The Duenna HTML version

SCENE I.--A Library in DON JEROME'S House.
Don Jer. Ha! ha! ha! run away from her father! has she given him the slip? Ha! ha! ha!
poor Don Guzman!
Isaac. Ay; and I am to conduct her to Antonio; by which means you see I shall hamper
him so that he can give me no disturbance with your daughter--this is a trap, isn't it? a
nice stroke of cunning, hey?
Don Jer. Excellent! excellent I yes, yes, carry her to him, hamper him by all means, ha!
ha! ha! Poor Don Guzman! an old fool! imposed on by a girl!
Isaac. Nay, they have the cunning of serpents, that's the truth on't.

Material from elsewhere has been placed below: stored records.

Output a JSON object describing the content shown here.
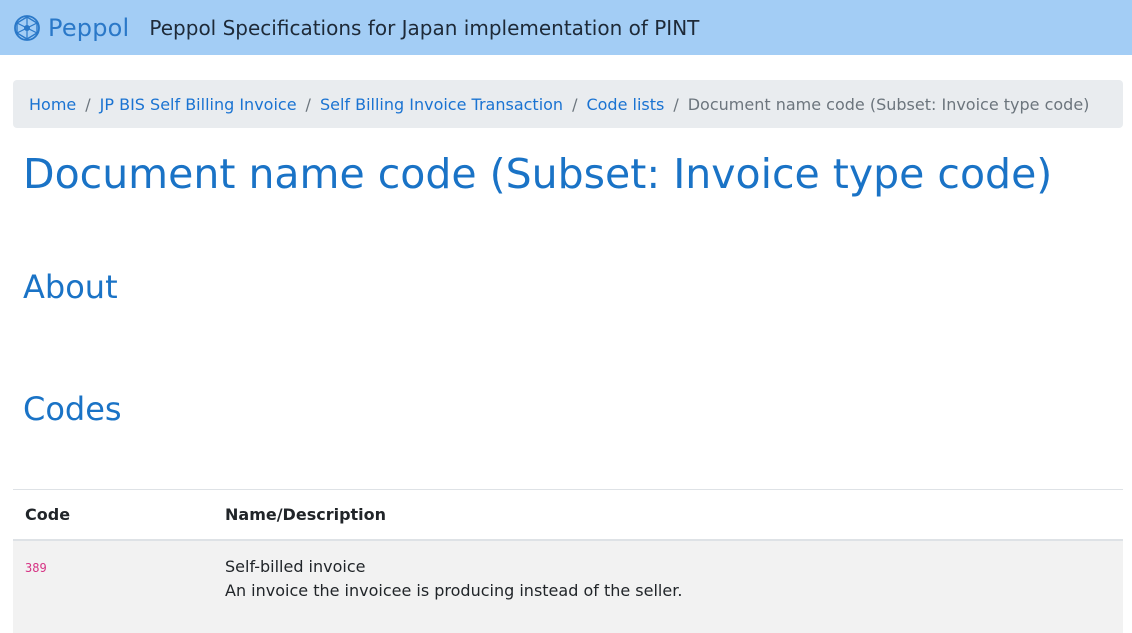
{
  "header": {
    "brand_name": "Peppol",
    "site_title": "Peppol Specifications for Japan implementation of PINT",
    "colors": {
      "bar": "#a3cdf5",
      "brand": "#2a78c8"
    }
  },
  "breadcrumb": {
    "items": [
      {
        "label": "Home"
      },
      {
        "label": "JP BIS Self Billing Invoice"
      },
      {
        "label": "Self Billing Invoice Transaction"
      },
      {
        "label": "Code lists"
      }
    ],
    "separator": "/",
    "current": "Document name code (Subset: Invoice type code)"
  },
  "page": {
    "title": "Document name code (Subset: Invoice type code)",
    "sections": {
      "about": "About",
      "codes": "Codes"
    }
  },
  "codes_table": {
    "headers": {
      "code": "Code",
      "name": "Name/Description"
    },
    "rows": [
      {
        "code": "389",
        "name": "Self-billed invoice",
        "description": "An invoice the invoicee is producing instead of the seller."
      }
    ]
  },
  "colors": {
    "heading": "#1a73c6",
    "link": "#1a73d2",
    "code": "#d63384",
    "row_bg": "#f2f2f2"
  }
}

Don Jer. Psha! they are cunning only when they have fools to deal with. Why don't my
girl play me such a trick? Let her cunning over- reach my caution, I say--hey, little Isaac!
Isaac. True, true; or let me see any of the sex make a fool of me!-- No, no, egad! little
Solomon (as my aunt used to call me) understands tricking a little too well.
Don Jer. Ay, but such a driveller as Don Guzman!
Isaac. And such a dupe as Antonio!
Don Jer. True; never were seen such a couple of credulous simpletons! But come, 'tis
time you should see my daughter--you must carry on the siege by yourself, friend Isaac.
Isaac. Sir, you'll introduce----
Don Jer. No--I have sworn a solemn oath not to see or to speak to her till she renounces
her disobedience; win her to that, and she gains a father and a husband at once.
Isaac. Gad, I shall never be able to deal with her alone; nothing keeps me in such awe as
perfect beauty--now there is something consoling and encouraging in ugliness.